→ Task material
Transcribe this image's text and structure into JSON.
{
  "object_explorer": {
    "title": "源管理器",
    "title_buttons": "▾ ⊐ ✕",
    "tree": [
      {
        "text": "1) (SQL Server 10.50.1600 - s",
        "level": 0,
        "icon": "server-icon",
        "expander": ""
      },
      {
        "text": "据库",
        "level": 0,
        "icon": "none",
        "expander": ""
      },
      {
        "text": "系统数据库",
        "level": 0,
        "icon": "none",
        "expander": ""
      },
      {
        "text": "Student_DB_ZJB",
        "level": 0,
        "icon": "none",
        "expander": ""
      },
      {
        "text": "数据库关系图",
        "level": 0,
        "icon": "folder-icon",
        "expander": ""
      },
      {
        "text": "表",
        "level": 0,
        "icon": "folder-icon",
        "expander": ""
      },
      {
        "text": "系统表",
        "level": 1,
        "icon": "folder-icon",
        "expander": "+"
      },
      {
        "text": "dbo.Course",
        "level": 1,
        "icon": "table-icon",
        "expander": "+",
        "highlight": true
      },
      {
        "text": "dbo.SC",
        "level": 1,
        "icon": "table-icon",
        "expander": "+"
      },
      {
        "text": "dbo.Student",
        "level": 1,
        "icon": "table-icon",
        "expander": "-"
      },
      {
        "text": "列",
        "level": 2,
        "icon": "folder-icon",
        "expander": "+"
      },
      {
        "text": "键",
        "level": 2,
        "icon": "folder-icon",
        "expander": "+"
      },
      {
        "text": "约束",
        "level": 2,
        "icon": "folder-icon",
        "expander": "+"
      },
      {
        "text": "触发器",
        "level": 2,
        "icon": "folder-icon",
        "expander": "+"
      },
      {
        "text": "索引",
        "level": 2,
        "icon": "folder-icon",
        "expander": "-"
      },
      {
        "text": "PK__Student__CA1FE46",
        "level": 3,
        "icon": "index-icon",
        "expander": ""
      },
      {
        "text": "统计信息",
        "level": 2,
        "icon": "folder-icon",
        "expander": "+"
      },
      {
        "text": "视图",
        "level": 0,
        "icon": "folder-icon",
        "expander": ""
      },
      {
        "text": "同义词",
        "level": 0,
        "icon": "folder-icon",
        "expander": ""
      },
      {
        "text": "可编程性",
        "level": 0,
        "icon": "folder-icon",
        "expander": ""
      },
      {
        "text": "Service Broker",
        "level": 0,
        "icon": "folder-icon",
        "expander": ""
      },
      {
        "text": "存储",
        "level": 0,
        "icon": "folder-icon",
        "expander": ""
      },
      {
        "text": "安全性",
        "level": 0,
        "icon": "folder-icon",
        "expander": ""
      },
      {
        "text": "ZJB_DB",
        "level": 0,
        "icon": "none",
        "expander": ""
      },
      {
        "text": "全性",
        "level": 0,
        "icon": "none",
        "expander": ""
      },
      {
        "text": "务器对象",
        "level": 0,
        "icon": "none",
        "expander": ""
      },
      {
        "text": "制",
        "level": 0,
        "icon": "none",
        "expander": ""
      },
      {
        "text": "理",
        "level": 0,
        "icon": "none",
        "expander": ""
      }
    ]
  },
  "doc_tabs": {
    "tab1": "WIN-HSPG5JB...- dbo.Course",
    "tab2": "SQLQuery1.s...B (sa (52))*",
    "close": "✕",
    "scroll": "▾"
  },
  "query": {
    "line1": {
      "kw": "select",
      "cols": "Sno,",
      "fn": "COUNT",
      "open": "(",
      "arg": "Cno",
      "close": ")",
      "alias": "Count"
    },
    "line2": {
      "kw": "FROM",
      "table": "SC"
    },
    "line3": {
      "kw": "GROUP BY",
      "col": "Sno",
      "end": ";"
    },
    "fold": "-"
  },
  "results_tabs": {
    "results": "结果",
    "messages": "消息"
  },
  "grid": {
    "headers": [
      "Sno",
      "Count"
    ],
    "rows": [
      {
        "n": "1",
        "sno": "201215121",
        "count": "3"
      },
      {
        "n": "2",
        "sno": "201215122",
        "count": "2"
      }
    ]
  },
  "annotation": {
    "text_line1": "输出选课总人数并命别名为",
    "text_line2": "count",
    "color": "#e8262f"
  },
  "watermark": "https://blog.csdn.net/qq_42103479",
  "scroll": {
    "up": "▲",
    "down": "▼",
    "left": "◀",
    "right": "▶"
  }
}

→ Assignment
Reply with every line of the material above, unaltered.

→ Response to the task
Transcribe this image's text and structure into JSON.
{
  "object_explorer": {
    "title": "源管理器",
    "title_buttons": "▾ ⊐ ✕",
    "tree": [
      {
        "text": "1) (SQL Server 10.50.1600 - s",
        "level": 0,
        "icon": "server-icon",
        "expander": ""
      },
      {
        "text": "据库",
        "level": 0,
        "icon": "none",
        "expander": ""
      },
      {
        "text": "系统数据库",
        "level": 0,
        "icon": "none",
        "expander": ""
      },
      {
        "text": "Student_DB_ZJB",
        "level": 0,
        "icon": "none",
        "expander": ""
      },
      {
        "text": "数据库关系图",
        "level": 0,
        "icon": "folder-icon",
        "expander": ""
      },
      {
        "text": "表",
        "level": 0,
        "icon": "folder-icon",
        "expander": ""
      },
      {
        "text": "系统表",
        "level": 1,
        "icon": "folder-icon",
        "expander": "+"
      },
      {
        "text": "dbo.Course",
        "level": 1,
        "icon": "table-icon",
        "expander": "+",
        "highlight": true
      },
      {
        "text": "dbo.SC",
        "level": 1,
        "icon": "table-icon",
        "expander": "+"
      },
      {
        "text": "dbo.Student",
        "level": 1,
        "icon": "table-icon",
        "expander": "-"
      },
      {
        "text": "列",
        "level": 2,
        "icon": "folder-icon",
        "expander": "+"
      },
      {
        "text": "键",
        "level": 2,
        "icon": "folder-icon",
        "expander": "+"
      },
      {
        "text": "约束",
        "level": 2,
        "icon": "folder-icon",
        "expander": "+"
      },
      {
        "text": "触发器",
        "level": 2,
        "icon": "folder-icon",
        "expander": "+"
      },
      {
        "text": "索引",
        "level": 2,
        "icon": "folder-icon",
        "expander": "-"
      },
      {
        "text": "PK__Student__CA1FE46",
        "level": 3,
        "icon": "index-icon",
        "expander": ""
      },
      {
        "text": "统计信息",
        "level": 2,
        "icon": "folder-icon",
        "expander": "+"
      },
      {
        "text": "视图",
        "level": 0,
        "icon": "folder-icon",
        "expander": ""
      },
      {
        "text": "同义词",
        "level": 0,
        "icon": "folder-icon",
        "expander": ""
      },
      {
        "text": "可编程性",
        "level": 0,
        "icon": "folder-icon",
        "expander": ""
      },
      {
        "text": "Service Broker",
        "level": 0,
        "icon": "folder-icon",
        "expander": ""
      },
      {
        "text": "存储",
        "level": 0,
        "icon": "folder-icon",
        "expander": ""
      },
      {
        "text": "安全性",
        "level": 0,
        "icon": "folder-icon",
        "expander": ""
      },
      {
        "text": "ZJB_DB",
        "level": 0,
        "icon": "none",
        "expander": ""
      },
      {
        "text": "全性",
        "level": 0,
        "icon": "none",
        "expander": ""
      },
      {
        "text": "务器对象",
        "level": 0,
        "icon": "none",
        "expander": ""
      },
      {
        "text": "制",
        "level": 0,
        "icon": "none",
        "expander": ""
      },
      {
        "text": "理",
        "level": 0,
        "icon": "none",
        "expander": ""
      }
    ]
  },
  "doc_tabs": {
    "tab1": "WIN-HSPG5JB...- dbo.Course",
    "tab2": "SQLQuery1.s...B (sa (52))*",
    "close": "✕",
    "scroll": "▾"
  },
  "query": {
    "line1": {
      "kw": "select",
      "cols": "Sno,",
      "fn": "COUNT",
      "open": "(",
      "arg": "Cno",
      "close": ")",
      "alias": "Count"
    },
    "line2": {
      "kw": "FROM",
      "table": "SC"
    },
    "line3": {
      "kw": "GROUP BY",
      "col": "Sno",
      "end": ";"
    },
    "fold": "-"
  },
  "results_tabs": {
    "results": "结果",
    "messages": "消息"
  },
  "grid": {
    "headers": [
      "Sno",
      "Count"
    ],
    "rows": [
      {
        "n": "1",
        "sno": "201215121",
        "count": "3"
      },
      {
        "n": "2",
        "sno": "201215122",
        "count": "2"
      }
    ]
  },
  "annotation": {
    "text_line1": "输出选课总人数并命别名为",
    "text_line2": "count",
    "color": "#e8262f"
  },
  "watermark": "https://blog.csdn.net/qq_42103479",
  "scroll": {
    "up": "▲",
    "down": "▼",
    "left": "◀",
    "right": "▶"
  }
}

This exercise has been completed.